▸ **DIRECTIONS**
Copy out, from the entries below, each line holding the string "Software".

▸ **DATA SUPPLIED**
○ ○ ○ ○

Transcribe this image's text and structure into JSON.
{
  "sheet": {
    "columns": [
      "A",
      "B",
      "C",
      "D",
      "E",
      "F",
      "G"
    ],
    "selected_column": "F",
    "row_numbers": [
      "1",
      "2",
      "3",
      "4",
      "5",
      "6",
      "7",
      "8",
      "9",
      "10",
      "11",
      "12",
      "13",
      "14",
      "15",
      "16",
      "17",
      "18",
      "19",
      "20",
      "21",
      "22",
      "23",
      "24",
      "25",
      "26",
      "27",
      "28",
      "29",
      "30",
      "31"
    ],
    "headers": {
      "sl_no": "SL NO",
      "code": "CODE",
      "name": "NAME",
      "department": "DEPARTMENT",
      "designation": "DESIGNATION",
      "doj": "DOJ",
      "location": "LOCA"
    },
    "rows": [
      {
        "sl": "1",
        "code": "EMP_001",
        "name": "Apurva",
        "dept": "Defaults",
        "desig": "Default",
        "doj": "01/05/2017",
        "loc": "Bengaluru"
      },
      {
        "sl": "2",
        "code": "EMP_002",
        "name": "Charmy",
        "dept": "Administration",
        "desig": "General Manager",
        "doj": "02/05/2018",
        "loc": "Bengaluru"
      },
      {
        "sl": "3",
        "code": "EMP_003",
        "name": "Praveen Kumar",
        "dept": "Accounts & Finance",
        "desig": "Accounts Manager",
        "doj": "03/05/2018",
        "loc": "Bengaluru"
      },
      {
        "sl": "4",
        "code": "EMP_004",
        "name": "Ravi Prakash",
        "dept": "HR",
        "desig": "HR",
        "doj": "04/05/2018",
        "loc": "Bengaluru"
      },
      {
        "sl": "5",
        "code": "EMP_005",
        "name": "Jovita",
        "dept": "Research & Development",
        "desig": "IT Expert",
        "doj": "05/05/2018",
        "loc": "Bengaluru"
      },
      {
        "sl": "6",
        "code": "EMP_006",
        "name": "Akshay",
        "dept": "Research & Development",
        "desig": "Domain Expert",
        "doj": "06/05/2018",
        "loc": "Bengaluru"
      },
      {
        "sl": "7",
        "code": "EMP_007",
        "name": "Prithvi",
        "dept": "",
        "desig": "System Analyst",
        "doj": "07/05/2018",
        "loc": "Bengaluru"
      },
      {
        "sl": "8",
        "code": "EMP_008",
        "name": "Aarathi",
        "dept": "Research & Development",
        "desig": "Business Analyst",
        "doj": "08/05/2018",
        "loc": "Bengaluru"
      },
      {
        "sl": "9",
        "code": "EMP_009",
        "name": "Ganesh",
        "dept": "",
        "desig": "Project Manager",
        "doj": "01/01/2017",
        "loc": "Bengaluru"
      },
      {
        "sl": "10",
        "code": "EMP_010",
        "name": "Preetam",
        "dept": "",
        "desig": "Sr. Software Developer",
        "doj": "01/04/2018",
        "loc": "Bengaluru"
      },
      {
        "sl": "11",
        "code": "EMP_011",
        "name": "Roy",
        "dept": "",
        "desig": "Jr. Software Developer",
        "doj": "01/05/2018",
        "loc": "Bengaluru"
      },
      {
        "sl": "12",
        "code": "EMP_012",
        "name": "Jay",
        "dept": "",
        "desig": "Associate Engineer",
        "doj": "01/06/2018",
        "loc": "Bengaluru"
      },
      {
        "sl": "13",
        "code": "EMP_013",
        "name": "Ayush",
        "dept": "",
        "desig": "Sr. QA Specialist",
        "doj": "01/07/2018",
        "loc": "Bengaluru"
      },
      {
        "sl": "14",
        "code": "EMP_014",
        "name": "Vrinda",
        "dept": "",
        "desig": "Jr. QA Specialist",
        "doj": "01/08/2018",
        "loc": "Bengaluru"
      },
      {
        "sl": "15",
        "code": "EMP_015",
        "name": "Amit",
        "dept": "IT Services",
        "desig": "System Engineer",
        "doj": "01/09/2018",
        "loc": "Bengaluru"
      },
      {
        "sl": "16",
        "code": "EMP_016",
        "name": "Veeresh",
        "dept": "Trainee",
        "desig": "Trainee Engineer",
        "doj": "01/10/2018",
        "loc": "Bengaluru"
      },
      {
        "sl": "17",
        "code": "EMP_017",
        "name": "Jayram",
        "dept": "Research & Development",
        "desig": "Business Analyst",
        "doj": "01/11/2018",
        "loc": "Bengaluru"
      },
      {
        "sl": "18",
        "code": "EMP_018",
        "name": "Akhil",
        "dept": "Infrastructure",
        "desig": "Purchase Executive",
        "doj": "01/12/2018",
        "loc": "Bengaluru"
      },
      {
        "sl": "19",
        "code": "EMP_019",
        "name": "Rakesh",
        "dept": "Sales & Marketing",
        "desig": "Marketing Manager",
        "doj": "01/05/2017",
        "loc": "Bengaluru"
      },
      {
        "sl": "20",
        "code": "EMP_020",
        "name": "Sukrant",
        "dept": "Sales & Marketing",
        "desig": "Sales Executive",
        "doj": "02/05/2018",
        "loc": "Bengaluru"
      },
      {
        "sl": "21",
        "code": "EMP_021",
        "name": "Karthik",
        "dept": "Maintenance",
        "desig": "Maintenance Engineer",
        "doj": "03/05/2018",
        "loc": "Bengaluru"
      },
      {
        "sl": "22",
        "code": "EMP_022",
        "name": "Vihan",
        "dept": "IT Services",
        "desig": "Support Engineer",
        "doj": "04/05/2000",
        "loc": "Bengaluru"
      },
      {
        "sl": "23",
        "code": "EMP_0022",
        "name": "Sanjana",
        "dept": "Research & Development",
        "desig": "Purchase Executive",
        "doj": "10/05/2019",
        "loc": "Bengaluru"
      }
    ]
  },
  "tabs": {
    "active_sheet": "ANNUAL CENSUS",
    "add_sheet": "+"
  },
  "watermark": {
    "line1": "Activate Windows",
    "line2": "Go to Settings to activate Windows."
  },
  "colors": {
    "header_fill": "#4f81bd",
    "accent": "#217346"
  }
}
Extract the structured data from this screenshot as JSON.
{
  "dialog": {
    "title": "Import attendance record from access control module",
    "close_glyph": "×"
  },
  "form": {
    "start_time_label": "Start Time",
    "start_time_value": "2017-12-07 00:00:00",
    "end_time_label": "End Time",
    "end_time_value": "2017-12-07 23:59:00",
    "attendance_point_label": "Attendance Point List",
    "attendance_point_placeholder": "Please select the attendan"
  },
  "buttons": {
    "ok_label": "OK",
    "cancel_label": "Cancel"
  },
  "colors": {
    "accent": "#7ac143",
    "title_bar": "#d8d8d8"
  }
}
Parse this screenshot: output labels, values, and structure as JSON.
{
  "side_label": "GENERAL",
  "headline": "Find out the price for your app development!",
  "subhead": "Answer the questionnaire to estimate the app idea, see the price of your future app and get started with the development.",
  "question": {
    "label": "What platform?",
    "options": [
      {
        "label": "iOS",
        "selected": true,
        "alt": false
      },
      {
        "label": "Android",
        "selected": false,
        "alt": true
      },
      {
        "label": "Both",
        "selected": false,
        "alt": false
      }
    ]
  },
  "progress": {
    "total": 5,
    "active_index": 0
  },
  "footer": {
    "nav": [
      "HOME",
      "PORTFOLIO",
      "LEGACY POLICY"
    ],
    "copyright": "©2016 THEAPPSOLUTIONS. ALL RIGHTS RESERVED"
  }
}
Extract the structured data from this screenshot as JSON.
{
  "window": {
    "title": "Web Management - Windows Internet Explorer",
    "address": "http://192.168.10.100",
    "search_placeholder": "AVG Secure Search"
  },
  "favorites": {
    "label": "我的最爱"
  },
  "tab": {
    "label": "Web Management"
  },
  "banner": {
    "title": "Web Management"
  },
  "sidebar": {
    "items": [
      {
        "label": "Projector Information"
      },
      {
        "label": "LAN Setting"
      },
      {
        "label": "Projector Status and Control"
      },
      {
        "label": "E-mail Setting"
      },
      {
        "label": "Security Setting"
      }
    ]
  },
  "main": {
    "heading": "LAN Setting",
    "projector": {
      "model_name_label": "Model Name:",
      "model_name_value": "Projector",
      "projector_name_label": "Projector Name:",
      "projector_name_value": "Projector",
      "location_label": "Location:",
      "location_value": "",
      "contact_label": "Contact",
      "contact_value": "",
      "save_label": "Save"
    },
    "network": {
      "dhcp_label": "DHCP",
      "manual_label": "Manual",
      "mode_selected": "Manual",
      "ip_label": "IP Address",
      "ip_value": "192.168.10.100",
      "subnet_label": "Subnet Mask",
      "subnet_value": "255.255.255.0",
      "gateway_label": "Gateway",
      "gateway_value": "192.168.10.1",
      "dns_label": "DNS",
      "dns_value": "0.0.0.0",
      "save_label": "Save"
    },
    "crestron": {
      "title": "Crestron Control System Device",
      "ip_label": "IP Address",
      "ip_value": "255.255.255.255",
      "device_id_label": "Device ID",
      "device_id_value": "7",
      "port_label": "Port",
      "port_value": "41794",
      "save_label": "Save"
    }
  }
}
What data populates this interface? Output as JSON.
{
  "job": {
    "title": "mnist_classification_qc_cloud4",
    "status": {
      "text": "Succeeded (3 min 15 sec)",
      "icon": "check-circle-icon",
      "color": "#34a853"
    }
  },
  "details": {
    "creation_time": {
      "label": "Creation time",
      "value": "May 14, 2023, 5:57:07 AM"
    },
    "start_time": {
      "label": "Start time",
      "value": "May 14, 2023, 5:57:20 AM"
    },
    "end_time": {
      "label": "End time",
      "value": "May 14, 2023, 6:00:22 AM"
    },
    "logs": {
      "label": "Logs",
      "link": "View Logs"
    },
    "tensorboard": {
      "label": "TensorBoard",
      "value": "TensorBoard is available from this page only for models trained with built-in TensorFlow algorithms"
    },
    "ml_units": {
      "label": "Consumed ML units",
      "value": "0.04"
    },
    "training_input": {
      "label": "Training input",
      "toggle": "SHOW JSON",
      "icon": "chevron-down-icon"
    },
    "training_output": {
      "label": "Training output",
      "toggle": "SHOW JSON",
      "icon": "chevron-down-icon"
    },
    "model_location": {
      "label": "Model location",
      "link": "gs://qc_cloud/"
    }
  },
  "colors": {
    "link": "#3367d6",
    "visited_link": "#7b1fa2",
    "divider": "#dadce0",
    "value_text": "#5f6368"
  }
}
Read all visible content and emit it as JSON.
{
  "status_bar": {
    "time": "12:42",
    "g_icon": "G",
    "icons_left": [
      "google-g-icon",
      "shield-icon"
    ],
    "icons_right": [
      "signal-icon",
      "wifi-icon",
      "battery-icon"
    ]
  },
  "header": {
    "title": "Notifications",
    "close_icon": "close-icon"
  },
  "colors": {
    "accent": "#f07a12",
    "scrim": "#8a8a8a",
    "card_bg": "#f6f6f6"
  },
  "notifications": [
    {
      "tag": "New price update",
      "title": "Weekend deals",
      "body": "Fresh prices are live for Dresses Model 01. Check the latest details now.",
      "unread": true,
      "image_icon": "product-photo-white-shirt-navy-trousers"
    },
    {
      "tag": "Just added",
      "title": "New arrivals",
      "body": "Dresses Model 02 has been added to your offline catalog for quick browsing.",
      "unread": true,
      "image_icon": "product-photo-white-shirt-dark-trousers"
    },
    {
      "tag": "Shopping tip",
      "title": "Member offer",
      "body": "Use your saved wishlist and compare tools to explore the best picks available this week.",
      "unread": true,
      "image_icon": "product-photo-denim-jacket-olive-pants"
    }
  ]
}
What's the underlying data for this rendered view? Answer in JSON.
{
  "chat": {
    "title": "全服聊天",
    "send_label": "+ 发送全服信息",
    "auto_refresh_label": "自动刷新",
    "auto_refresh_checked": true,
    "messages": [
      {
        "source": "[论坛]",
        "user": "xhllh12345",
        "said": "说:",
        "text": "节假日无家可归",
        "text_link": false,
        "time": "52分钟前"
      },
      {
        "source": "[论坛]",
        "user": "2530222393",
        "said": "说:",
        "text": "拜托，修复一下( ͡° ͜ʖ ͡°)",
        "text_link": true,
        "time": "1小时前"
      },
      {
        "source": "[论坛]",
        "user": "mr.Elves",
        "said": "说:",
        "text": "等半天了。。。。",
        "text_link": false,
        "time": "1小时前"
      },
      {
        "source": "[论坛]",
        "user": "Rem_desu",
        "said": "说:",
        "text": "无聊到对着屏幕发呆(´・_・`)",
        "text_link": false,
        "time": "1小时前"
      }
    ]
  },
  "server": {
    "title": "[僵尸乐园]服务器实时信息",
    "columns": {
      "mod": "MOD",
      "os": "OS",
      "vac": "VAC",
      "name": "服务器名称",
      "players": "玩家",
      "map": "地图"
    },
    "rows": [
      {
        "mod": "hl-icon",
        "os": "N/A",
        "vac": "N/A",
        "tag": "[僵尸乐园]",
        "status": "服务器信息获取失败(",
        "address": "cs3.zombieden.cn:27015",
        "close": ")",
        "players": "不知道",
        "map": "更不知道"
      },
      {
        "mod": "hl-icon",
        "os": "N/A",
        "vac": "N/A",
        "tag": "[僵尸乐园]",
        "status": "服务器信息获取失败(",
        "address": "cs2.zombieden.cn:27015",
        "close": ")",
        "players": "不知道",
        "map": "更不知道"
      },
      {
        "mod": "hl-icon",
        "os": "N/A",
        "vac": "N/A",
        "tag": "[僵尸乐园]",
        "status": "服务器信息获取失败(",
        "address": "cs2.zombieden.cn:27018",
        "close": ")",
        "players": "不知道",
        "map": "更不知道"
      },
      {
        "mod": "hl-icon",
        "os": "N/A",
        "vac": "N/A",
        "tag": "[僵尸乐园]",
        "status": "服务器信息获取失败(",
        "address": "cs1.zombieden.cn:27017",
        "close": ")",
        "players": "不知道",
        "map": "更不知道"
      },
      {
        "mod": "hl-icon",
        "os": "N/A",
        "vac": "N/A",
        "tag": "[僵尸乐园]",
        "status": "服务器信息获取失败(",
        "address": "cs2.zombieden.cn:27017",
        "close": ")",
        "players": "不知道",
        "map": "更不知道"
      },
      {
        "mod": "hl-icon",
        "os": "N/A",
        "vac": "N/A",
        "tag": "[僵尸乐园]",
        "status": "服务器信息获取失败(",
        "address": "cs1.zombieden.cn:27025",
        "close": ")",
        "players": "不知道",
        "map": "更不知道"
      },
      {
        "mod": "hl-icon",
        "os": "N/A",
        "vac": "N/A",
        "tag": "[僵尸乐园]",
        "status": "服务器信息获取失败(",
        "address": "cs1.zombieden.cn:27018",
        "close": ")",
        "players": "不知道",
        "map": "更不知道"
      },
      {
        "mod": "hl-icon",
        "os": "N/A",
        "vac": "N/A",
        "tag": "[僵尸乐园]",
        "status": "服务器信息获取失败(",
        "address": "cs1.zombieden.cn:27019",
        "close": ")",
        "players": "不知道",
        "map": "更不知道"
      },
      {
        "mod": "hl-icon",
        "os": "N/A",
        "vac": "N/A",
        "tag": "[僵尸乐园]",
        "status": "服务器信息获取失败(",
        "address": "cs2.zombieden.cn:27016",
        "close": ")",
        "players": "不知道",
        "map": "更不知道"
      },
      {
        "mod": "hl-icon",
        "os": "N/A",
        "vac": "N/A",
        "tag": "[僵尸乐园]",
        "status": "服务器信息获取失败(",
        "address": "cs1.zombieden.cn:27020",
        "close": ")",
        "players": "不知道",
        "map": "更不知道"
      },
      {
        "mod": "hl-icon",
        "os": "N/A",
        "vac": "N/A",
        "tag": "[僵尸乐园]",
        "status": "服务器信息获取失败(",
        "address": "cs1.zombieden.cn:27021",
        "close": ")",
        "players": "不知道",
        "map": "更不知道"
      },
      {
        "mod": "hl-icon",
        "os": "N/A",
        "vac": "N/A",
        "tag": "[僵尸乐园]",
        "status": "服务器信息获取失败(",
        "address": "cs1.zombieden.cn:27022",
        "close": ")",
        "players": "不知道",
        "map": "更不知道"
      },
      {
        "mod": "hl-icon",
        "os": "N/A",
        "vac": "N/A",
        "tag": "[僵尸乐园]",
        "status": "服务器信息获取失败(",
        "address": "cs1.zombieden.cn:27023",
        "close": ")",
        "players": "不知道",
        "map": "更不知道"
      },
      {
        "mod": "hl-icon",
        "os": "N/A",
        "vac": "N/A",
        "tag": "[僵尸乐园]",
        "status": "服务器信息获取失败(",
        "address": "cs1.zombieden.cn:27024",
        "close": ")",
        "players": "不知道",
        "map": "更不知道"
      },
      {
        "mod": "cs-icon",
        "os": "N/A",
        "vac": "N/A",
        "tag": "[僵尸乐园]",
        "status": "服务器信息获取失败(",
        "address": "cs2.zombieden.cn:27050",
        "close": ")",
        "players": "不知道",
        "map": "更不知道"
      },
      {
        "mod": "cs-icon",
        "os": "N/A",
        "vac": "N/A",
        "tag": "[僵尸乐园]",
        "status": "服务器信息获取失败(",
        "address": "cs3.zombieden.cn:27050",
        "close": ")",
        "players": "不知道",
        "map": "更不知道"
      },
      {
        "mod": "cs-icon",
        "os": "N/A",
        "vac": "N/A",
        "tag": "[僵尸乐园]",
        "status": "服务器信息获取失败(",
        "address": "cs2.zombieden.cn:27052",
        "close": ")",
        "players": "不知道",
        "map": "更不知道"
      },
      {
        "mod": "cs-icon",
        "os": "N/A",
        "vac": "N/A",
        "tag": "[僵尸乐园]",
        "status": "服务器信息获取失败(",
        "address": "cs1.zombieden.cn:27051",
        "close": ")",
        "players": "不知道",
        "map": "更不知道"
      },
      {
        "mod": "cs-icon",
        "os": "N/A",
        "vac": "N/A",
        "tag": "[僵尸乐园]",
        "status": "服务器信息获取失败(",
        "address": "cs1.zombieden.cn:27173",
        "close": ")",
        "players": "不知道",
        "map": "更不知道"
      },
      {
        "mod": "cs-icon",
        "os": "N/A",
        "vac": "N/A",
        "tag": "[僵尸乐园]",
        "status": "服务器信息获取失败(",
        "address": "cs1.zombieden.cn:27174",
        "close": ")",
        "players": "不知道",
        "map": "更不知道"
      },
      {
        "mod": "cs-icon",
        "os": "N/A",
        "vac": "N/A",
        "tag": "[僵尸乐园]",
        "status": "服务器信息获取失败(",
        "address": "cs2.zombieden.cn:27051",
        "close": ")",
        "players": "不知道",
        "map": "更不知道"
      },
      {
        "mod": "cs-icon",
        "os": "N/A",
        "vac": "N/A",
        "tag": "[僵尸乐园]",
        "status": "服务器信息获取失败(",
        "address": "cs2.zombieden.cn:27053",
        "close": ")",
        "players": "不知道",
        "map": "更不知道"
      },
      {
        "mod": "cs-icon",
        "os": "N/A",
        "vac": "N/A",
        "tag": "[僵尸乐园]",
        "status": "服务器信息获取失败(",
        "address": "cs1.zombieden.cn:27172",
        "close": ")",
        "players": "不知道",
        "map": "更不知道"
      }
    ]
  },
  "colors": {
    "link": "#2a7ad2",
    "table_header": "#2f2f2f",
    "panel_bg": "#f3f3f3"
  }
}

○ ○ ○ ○

▸ **RESULT OF THIS TASK**
        "desig": "Sr. Software Developer",
        "desig": "Jr. Software Developer",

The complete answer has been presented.